- [Task goal]:
Reproduce the entire listing exactly. Leave the pictures out.

- [Exercise material]:

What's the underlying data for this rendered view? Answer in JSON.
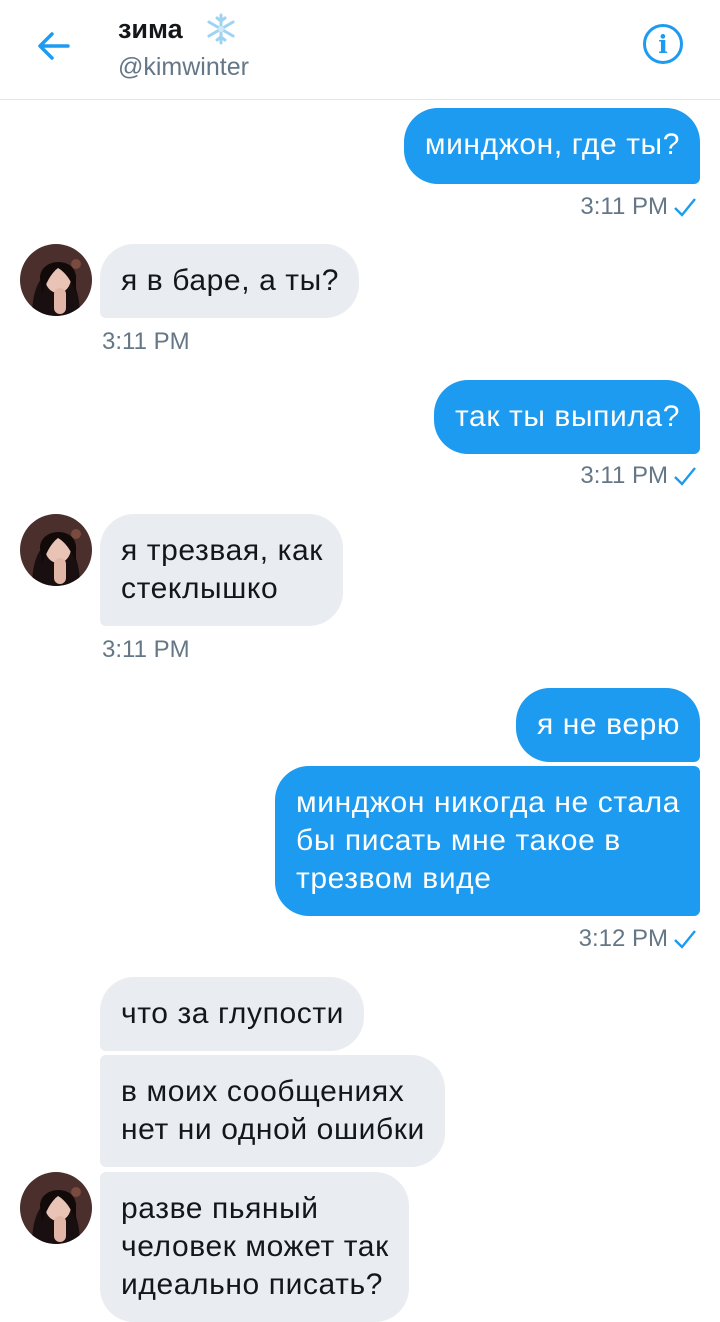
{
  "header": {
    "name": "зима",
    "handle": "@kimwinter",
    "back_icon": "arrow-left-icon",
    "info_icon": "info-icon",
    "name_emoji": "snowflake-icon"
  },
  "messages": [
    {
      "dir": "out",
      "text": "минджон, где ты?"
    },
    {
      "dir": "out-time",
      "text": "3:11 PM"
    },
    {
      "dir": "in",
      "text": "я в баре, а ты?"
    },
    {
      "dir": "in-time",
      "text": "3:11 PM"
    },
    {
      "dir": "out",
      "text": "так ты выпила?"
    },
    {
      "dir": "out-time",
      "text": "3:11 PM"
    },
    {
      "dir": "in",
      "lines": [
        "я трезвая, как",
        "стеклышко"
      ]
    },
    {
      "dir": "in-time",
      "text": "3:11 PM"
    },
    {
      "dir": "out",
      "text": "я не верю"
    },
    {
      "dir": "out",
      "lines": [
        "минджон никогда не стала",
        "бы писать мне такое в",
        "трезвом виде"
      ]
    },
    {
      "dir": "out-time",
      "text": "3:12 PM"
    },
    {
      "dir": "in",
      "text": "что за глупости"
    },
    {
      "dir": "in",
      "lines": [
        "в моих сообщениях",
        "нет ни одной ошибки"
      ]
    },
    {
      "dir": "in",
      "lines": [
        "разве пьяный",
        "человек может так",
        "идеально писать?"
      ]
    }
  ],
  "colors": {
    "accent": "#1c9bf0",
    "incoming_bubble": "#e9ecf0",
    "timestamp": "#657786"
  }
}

- [Answer space]:
What's the underlying data for this rendered view? Answer in JSON.
{
  "header": {
    "name": "зима",
    "handle": "@kimwinter",
    "back_icon": "arrow-left-icon",
    "info_icon": "info-icon",
    "name_emoji": "snowflake-icon"
  },
  "messages": [
    {
      "dir": "out",
      "text": "минджон, где ты?"
    },
    {
      "dir": "out-time",
      "text": "3:11 PM"
    },
    {
      "dir": "in",
      "text": "я в баре, а ты?"
    },
    {
      "dir": "in-time",
      "text": "3:11 PM"
    },
    {
      "dir": "out",
      "text": "так ты выпила?"
    },
    {
      "dir": "out-time",
      "text": "3:11 PM"
    },
    {
      "dir": "in",
      "lines": [
        "я трезвая, как",
        "стеклышко"
      ]
    },
    {
      "dir": "in-time",
      "text": "3:11 PM"
    },
    {
      "dir": "out",
      "text": "я не верю"
    },
    {
      "dir": "out",
      "lines": [
        "минджон никогда не стала",
        "бы писать мне такое в",
        "трезвом виде"
      ]
    },
    {
      "dir": "out-time",
      "text": "3:12 PM"
    },
    {
      "dir": "in",
      "text": "что за глупости"
    },
    {
      "dir": "in",
      "lines": [
        "в моих сообщениях",
        "нет ни одной ошибки"
      ]
    },
    {
      "dir": "in",
      "lines": [
        "разве пьяный",
        "человек может так",
        "идеально писать?"
      ]
    }
  ],
  "colors": {
    "accent": "#1c9bf0",
    "incoming_bubble": "#e9ecf0",
    "timestamp": "#657786"
  }
}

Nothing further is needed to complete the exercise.